How to complete this task:
Please copy every line of the data in which the string "JSON" appears.

+++ Records for processing

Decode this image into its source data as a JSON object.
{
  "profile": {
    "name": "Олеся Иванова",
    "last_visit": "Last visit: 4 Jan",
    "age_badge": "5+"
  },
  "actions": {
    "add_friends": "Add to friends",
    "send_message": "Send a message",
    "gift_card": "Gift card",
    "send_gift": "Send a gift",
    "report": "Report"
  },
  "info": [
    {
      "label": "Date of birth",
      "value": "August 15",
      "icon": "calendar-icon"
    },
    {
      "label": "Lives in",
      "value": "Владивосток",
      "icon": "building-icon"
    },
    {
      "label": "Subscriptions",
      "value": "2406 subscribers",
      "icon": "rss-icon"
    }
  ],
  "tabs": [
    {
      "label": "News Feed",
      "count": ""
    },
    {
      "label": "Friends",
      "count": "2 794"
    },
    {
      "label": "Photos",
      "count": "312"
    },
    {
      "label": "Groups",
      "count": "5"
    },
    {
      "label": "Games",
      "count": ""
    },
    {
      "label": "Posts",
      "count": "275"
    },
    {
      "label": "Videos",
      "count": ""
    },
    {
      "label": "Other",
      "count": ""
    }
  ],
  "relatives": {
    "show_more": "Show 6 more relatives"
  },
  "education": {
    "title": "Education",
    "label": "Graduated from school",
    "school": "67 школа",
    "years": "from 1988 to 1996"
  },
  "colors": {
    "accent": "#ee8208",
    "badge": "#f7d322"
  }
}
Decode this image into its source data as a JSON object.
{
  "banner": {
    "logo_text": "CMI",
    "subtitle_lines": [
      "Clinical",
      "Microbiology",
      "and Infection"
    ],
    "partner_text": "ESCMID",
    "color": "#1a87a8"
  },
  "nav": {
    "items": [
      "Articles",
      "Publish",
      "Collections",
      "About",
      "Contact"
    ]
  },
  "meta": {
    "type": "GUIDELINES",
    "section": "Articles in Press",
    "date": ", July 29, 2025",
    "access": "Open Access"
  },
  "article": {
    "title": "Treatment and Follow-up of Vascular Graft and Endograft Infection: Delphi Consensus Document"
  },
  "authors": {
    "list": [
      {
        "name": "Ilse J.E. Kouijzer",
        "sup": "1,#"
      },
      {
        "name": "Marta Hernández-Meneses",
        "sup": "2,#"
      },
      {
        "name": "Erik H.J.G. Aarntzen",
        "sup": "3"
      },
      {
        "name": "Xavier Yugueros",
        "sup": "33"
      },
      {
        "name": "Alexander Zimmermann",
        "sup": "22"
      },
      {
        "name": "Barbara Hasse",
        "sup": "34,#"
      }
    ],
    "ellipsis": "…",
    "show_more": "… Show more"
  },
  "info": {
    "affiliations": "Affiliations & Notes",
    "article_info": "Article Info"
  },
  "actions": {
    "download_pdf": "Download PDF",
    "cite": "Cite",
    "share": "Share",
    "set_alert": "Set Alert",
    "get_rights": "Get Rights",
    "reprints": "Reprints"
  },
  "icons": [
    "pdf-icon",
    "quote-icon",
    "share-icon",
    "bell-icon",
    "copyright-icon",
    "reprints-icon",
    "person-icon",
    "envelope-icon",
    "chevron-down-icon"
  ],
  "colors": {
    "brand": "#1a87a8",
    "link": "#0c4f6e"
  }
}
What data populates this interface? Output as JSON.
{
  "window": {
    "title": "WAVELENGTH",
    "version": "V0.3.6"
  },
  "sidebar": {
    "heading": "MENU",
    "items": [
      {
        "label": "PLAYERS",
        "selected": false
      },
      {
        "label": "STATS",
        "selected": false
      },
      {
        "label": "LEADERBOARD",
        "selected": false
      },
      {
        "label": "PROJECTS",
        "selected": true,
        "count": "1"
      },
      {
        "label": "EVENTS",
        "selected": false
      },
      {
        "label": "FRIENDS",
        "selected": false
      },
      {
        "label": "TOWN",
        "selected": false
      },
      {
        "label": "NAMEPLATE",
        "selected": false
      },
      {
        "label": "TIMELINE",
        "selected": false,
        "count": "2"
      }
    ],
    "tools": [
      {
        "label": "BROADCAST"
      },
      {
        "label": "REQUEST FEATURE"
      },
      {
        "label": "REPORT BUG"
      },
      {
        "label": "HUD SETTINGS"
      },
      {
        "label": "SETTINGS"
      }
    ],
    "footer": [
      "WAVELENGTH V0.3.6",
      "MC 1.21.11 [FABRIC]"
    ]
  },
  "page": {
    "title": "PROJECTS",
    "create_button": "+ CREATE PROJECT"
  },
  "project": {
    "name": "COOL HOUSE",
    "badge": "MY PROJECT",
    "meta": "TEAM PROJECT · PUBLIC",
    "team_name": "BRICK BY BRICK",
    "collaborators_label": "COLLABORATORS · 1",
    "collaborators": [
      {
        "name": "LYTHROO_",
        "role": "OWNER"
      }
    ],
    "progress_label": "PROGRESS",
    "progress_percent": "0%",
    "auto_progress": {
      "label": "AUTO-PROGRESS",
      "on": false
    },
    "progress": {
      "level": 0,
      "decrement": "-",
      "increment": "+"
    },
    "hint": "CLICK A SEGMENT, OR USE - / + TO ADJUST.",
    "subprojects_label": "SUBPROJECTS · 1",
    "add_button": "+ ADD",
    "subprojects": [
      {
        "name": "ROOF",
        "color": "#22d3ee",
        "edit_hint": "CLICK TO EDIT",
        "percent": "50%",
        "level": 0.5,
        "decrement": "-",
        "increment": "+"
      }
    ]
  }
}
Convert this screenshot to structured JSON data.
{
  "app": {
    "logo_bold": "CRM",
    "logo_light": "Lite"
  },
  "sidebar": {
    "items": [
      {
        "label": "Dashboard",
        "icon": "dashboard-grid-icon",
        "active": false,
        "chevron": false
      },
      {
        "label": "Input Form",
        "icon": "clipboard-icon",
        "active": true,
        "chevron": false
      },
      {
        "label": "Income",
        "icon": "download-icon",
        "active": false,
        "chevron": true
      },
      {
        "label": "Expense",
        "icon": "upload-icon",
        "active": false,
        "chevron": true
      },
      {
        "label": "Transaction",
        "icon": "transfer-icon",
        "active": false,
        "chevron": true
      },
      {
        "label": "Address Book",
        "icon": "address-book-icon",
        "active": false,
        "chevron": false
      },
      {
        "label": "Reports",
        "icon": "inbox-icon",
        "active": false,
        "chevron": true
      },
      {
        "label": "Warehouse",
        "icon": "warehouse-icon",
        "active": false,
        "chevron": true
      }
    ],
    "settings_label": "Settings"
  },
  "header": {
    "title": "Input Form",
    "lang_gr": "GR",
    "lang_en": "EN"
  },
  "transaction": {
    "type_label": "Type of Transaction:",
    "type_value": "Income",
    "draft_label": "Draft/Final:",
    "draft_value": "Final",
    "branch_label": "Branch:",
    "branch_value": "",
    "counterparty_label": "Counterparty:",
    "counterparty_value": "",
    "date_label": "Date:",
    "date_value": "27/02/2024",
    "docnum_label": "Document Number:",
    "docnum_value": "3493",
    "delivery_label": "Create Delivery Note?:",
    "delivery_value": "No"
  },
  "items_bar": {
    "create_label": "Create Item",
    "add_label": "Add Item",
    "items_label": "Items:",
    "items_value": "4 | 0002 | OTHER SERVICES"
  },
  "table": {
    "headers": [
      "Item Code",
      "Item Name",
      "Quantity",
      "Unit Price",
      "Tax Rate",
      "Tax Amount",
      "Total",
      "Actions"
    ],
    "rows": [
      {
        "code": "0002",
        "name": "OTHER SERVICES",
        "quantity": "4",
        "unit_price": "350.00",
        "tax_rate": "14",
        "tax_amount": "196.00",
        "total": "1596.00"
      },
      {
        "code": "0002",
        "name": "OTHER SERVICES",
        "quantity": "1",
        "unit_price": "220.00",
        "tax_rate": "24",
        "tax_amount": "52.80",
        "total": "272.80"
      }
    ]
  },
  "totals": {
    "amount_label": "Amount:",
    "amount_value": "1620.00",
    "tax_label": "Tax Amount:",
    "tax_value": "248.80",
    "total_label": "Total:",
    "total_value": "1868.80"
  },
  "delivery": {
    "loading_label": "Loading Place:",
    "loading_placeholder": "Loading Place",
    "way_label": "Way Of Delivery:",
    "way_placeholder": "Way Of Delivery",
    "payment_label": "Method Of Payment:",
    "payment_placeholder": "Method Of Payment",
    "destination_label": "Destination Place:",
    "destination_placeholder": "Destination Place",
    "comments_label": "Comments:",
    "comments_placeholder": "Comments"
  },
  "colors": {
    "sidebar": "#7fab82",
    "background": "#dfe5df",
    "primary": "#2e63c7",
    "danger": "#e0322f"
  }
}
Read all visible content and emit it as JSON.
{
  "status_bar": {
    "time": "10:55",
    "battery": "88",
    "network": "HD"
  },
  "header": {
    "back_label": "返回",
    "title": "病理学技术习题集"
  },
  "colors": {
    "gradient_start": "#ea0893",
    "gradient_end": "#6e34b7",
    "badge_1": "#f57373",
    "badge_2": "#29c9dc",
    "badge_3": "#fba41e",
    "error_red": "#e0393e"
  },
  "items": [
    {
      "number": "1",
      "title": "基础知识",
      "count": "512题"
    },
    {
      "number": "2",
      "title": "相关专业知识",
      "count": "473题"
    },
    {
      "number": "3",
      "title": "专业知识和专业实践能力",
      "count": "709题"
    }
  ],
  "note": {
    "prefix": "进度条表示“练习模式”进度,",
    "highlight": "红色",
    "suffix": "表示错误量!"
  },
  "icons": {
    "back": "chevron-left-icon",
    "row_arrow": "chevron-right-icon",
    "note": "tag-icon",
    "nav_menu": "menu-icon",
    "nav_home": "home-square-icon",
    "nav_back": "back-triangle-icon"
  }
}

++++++

Your solution:
Decode this image into its source data as a JSON object.
Decode this image into its source data as a JSON object.
What data populates this interface? Output as JSON.
Convert this screenshot to structured JSON data.
Read all visible content and emit it as JSON.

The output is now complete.